AlbaNova and Nordita Colloquium
Richard A. Muller (Lawrence Berkeley Laboratory)
FR4 Oskar Kleins Auditorium
Tuesday 13 December
15:00 - 16:00
The most quantitative evidence for global warming consists of 1.6 billion earth land surface temperature measurements dating back to Thomas Jefferson and Benjamin Franklin.
There is useable Earth coverage from 1800 to the present, and excellent coverage from 1900 onward. There have been several criticisms of the prior analyses of these data by NOAA, NASA, and the UK.
These include data selection bias (the groups use on 20% or less of the available stations), poor station quality (80% of the US stations are ranked poor by US govt standards), unseparated influence of urban heat islands, and possible bias from the adjustment procedures applied to the data to compensate for station moves and instrument changes.
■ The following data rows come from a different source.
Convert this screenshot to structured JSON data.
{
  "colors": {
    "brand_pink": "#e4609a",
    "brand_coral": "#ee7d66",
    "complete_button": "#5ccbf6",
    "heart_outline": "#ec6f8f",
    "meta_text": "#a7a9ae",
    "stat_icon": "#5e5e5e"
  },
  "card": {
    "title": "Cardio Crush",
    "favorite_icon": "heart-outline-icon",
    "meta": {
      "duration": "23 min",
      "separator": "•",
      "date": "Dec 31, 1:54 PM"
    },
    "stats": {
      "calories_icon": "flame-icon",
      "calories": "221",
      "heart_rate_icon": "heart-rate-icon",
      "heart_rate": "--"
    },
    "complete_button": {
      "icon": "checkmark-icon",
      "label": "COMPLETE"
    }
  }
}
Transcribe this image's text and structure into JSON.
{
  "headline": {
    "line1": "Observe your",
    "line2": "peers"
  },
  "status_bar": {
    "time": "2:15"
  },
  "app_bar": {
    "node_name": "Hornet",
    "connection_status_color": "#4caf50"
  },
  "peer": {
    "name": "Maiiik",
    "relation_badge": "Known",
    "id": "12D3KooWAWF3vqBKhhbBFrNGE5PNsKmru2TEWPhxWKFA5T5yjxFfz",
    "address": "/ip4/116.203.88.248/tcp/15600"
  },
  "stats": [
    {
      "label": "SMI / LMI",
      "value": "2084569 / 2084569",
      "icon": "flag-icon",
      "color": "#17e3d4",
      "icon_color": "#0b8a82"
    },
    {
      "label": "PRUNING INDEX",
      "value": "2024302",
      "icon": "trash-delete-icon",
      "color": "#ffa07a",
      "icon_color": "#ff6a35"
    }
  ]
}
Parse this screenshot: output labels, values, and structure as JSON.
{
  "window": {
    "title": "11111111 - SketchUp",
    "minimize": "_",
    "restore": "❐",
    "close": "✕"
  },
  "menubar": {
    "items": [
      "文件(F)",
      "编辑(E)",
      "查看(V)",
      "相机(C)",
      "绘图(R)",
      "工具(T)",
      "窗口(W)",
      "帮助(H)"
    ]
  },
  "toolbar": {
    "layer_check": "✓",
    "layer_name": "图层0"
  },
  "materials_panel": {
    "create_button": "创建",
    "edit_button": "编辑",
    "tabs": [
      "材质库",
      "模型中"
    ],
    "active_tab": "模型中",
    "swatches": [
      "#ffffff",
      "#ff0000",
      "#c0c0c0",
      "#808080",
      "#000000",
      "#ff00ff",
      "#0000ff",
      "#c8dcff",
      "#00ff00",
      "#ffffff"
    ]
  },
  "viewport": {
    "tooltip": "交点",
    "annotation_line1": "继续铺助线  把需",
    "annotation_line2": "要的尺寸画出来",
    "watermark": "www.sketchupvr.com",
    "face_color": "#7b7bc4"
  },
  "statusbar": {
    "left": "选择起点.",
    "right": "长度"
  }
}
We have now completed a new study of all these issues. Using a statistical approach developed by team member Robert Rohde, we are able to use virtually all the data. We’ve studied each of the systematics in depth, and have looked at possible driving forces other than the greenhouse effect. Our ongoing work consists of analysis of ocean data and exploratory analysis of other climate effects. In particular, North Atlantic Oscillations appear to play a larger role in global climate than had been previously recognized.